Logos Bible Software Series X, Scholar’s Library.
Bellingham, WA: Logos Research Systems, 2002. $599.95
Years ago this writer and a handful of other preacher boys spent an afternoon with our pastor in his home study. Dr. W. A. Criswell not only showed us his voluminous library—complete with a separate room with sizeable book stacks—but he explained how he kept track of key passages from his books for sermon preparation. In a wide-margin Bible he carefully cross-referenced Scripture passages with thousands of books he had read through the years—painstakingly hand entered by Dr. Criswell. This laborious process appeared to be a daunting task for us to attempt, yet its aid in effective Bible study would be well worth the effort.
Essentially this same process and much more is available in the Logos Bible Software Series X Scholar’s Library. Some 230 electronic volumes, which Logos says cost $5,000 in book form, come in this powerful Bible study software program. Logos Series X really shines in the company’s ambitious plans to keep adding titles for additional purchase: the count is currently at over 3,000 volumes available from over 100 publishers, including the New American, Barclay’s, Life Application, and Word Bible Commentaries, as well as the ISBE, TDNT, and BDAG. For a list of available volumes, consult www.logos.com.
Logos Series X is more than just an upgrade from Logos 2.0. A powerful new search engine—the Libronix Digital Library System (LDLS)—uses a modular approach, thus enabling one to build a personal, specialized digital library. It helps the Bible novice as well as expert with a variety of automated search features, such as simply typing in a Bible reference or key word(s) and searching for all pertinent references in all or a portion of an immense digital library. Logos Series X contains lexicons, Bible dictionaries and commentaries, theological works, historical writings, theological journals, pastoral helps, and illustrations. For years this bibliophile wished for a way to electronically search for key words or phrases in all of his books. Logos Series X makes great strides in this direction. Only personal finances and the number of available titles, which is growing quickly, limit the number of volumes one has in this system.
Both the OT and NT are morphologically tagged and hot linked to the Hebrew (Biblia Hebraica Stuttgartensia) and Greek texts (Nestle Aland 27, Scrivener’s Textus Receptus, and others). For the Bible scholar there are a number of ways to personalize a search in English, Hebrew, and Greek. One can search in all or a personally-selected portion of the digital library, and searches can be constructed to find lemmas, English words, Strong’s numbers and many other variations. The LDLS user interface has been fully or partially translated into 13 different languages, so users whose first language is not English can feel more at home with the system.

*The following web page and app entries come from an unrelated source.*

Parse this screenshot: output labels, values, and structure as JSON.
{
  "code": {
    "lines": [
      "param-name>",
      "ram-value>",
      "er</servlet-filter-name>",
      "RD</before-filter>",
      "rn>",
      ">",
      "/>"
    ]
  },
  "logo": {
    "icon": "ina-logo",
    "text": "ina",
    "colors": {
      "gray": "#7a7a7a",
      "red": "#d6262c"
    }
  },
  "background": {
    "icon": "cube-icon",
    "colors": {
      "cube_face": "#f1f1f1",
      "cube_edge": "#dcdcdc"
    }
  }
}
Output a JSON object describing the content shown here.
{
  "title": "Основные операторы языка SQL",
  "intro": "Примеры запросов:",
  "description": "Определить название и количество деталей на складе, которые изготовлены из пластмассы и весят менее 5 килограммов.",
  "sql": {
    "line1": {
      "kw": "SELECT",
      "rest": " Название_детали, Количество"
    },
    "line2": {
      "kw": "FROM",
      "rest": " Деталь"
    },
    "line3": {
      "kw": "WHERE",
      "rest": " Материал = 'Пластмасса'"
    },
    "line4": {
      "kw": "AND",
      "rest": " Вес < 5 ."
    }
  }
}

Logos Series X and the LDLS engine not only meets today’s needs of computer Bible research but also tomorrow’s. The powerful note taking, highlighting, and underlining tools allow much personal adaptation, permitting permanent attachment to all LDLS books and documents. Full Internet integration is a welcome feature. Peruse any article on the web, and Logos will look up any Bible references the reader desires. Write a Sunday School lesson with links to LDLS articles, maps, dictionaries, lexicons, etc., and then post it on the Internet. Class members owning Logos Series X have immediate access to this material!
One wishes more books were included with the Scholar’s Library, such as the $125 BDAG or $99 Theological Journal Library. Additional scholarly needs are supposed to be met in 2003 updates and new products: text-critical apparatuses (the German Bible Societies’ Stuttgart Electronic Study Bible will be available soon), sentence diagramming capability, the use of complex filters for text comparisons, and graphing capabilities for search results.
The Scholar’s Library is an excellent buy in its present form, but with the coming feature updates and products as well as the already-present availability of numerous add-on volumes it can be even better. The minimum system requirements are: Pentium 133MHz (300 MHz recommended), CD-Rom drive, 60 MB hard drive, 64 MB memory (128 MB recommended), Microsoft Windows 98 or later, and screen resolution 800x600 or larger.
James R. Wicker
Associate Professor of New Testament
Southwestern Journal of Theology
© 2003 by Southwestern Journal of Theology. Used by permission.